Threading Cultures

When tattooing on the human body, artists don’t have a flat rectangle to create a composition on. They work over rounded edges and sloping curves, within crevices and folds. The larger the tattoo the more the artwork has to bend and twist. Creating patterns and prints for clothing can be a similar process. There’s stitching, edges, and shapes to work around. Bangkok clothing brand Loco Mosquito teases out these similarities, creating all-over prints designed by tattoo artists for limited drops. The artists work in their individual styles, creating designs specifically for each clothing drop, resulting in unique pieces that could be hung on a wall as easily as they’d be worn. “We want people to have something not a lot of people have,” says founder Ricky Madison. “It’s art-driven as opposed to fashion-driven.”

The Mosquito showroom feels like a gallery. Tucked away in a residential alley, artwork from all around Asia covers every inch of wall space. There are lama thanka paintings, Tibetan prayer rugs, old Indian cassette tapes, and tribal Indonesian shell weaving. Original artwork by his friends and collaborators is mixed throughout the space and the second floorโ€”where their clothing is on displayโ€”is covered with a bright pink mural. There are multiple tattoo booths as well.

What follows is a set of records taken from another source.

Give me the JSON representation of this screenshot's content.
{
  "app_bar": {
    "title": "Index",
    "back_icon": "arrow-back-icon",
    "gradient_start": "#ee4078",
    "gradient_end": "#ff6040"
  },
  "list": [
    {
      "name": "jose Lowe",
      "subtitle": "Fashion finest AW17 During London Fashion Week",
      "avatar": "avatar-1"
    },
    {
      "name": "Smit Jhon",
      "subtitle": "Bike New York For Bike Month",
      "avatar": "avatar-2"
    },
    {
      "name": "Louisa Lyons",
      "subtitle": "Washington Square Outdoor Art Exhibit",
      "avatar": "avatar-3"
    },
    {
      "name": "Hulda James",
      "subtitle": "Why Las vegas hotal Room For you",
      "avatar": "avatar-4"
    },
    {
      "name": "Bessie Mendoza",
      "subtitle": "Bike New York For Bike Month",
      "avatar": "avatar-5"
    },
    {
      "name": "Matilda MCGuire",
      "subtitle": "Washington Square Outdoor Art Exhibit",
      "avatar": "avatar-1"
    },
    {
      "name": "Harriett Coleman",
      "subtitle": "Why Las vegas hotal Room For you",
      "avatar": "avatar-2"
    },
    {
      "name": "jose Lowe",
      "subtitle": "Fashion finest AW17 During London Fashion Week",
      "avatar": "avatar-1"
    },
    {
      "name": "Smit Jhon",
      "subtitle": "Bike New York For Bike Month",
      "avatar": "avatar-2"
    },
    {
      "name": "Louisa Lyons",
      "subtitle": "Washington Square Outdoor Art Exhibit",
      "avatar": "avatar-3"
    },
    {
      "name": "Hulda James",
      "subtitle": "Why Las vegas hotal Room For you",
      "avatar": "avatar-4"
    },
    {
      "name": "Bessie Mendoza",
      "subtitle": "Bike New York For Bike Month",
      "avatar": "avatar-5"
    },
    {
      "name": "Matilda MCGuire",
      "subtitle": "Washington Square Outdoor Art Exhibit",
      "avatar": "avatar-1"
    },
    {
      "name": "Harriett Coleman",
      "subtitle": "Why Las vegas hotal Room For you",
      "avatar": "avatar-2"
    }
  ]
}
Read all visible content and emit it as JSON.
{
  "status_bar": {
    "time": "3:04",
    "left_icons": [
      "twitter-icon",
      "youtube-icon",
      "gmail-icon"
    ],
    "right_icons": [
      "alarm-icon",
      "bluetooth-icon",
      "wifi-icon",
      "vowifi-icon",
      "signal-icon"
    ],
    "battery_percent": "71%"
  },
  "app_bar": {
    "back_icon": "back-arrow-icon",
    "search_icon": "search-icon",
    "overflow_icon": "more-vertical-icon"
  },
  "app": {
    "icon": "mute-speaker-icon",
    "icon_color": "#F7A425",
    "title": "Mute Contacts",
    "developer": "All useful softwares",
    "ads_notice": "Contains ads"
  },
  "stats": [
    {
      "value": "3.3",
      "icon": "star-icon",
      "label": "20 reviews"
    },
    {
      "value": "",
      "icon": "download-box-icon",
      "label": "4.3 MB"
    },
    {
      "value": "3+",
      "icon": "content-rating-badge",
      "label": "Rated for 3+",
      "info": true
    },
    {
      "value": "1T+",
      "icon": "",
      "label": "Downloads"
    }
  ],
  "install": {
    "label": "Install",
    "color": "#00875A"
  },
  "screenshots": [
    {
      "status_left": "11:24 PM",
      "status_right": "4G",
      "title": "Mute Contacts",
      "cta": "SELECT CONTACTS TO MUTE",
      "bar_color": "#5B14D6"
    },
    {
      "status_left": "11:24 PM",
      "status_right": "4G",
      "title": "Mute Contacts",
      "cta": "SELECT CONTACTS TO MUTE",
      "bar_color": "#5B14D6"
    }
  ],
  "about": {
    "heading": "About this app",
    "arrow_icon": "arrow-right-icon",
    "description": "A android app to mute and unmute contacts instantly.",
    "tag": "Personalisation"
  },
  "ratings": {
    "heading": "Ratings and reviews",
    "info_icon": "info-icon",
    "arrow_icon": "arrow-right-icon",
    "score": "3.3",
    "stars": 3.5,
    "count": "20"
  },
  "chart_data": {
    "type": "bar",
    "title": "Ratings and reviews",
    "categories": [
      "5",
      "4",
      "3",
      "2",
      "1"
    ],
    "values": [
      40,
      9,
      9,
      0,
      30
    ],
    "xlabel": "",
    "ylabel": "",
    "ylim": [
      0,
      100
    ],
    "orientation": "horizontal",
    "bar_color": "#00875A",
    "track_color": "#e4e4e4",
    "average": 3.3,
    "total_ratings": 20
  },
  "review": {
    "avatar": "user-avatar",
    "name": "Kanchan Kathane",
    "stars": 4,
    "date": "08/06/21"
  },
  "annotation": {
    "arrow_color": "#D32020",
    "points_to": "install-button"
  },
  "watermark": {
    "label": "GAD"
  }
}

Ricky Madison by Mike Steyels

Madison, who runs Mosquito alongside his wife Jitt, worked for years in the fashion industry but found it wanting. He needed something with more substance. Born and raised in Jakarta, the Indonesian-Chinese artist was more captivated by the West than he was by Asian art as a kid. “I guess kids always think the grass is greener, I always wanted to be exposed to new things,” he says. While studying at university in Australia, he started working retail at clothing shops and eventually went on to work at a global fast fashion brand doing trend forecasting and production. “I got disillusioned. It was a cool environment, cool people. But the fashion world felt very superficial.” By his late twenties he started to gravitate towards Eastern culture, traveling to places like Nepal and India. He was exploring Japanese and Chinese culture, tribal Indonesian art from Borneo and Sumbawa, and Hindu culture. “I found this stuff mundane as a kid, but later on I revisited it and was captivated by the visual language. The older you get, you start seeing things in a different light.”

After nearly a decade in Australia, he left for Bangkok to get a tattoo from a friend. “I fell in love with the city. It fosters Western creativity but also maintains its traditional Southeast Asian idiosyncrasies with religion, culture, art, and folk art,” he says. So he moved here to start a new chapter in his life, with only the vague notion he wanted to do something with clothes. At the time he was working in vintage exports. Soon he got a full body tattoo that features an Indian Mahakala deity, Borneo tribal symbology, and Tibetan references by a visiting French artist named Guy Le. And then it hit him: “Let’s combine tattoos with clothing.”

Guy Le became Madison’s first collaborator, and together they created a burgundy, all-over Japanese wave print for a white denim Mandarin collar jacket and matching pants. They printed a small run of ten pieces and brought it with them to the year’s biggest tattoo convention and displayed it at Guy Le’s booth. “We were just having fun with it at the time,” Madison says. “We didn’t expect anyone to be interested.” But they ended up selling more than half of what they made. And more importantly, they gained the interest of some of the world’s top tattoo artists.

Although the artists Loco Mosquito collaborates with are from all over the world, each with their own individual style, the brand has a distinct identity. “They share a similar outlook on what tattooing should be, so it creates a cohesive look all together, even though they are quite different,” Madison explains. “It needs to be an extension of their personality and their artwork. It’s important.”

They’ve collaborated with 15 artists total but have done multiple drops with many and aim to work with their day one artists once or twice a year. They never make more than 100 pieces per release. Most of their fabrics, like Rayon and cotton, are imported from Japan. But everything is pieced together in Bangkok by traditional shirt makers and tailors. For the all-over prints, they use digital reactive printing on a big roll of fabric and then cut out the shapes. “We try not to do many edits to the prints because we want to retain the hand-drawn element. You see brush strokes and slight imperfections that you would see in a real painting.”

For each drop they release two lookbooks, one documenting the process behind the creation of the artwork and the artist behind them. The other uses street-style photography and man-off-the-street models. A great example is the recent drop featuring a local motorcycle taxi driver covered in sak yant tattoos. “He was a great fit. We see him from time to time and have known him for a couple years. We approached him because of the tattoos but he’s got a natural charisma, his demeanor, the way he dresses and speaks. We wanted something true.”

This adds another layer of substance to the work Mosquito produces. Substance was Madison’s main interest from the start and what the brand stands for: “The lack of meaning and stories is the main reason I left the fashion industry. They’re too important. People attach a sentimentality the origins of something and how they’re made. It’s what makes clothes personal.” The models, the tattoo artists, the art itself, even the production. It imbues everything with purpose. It’s a statement.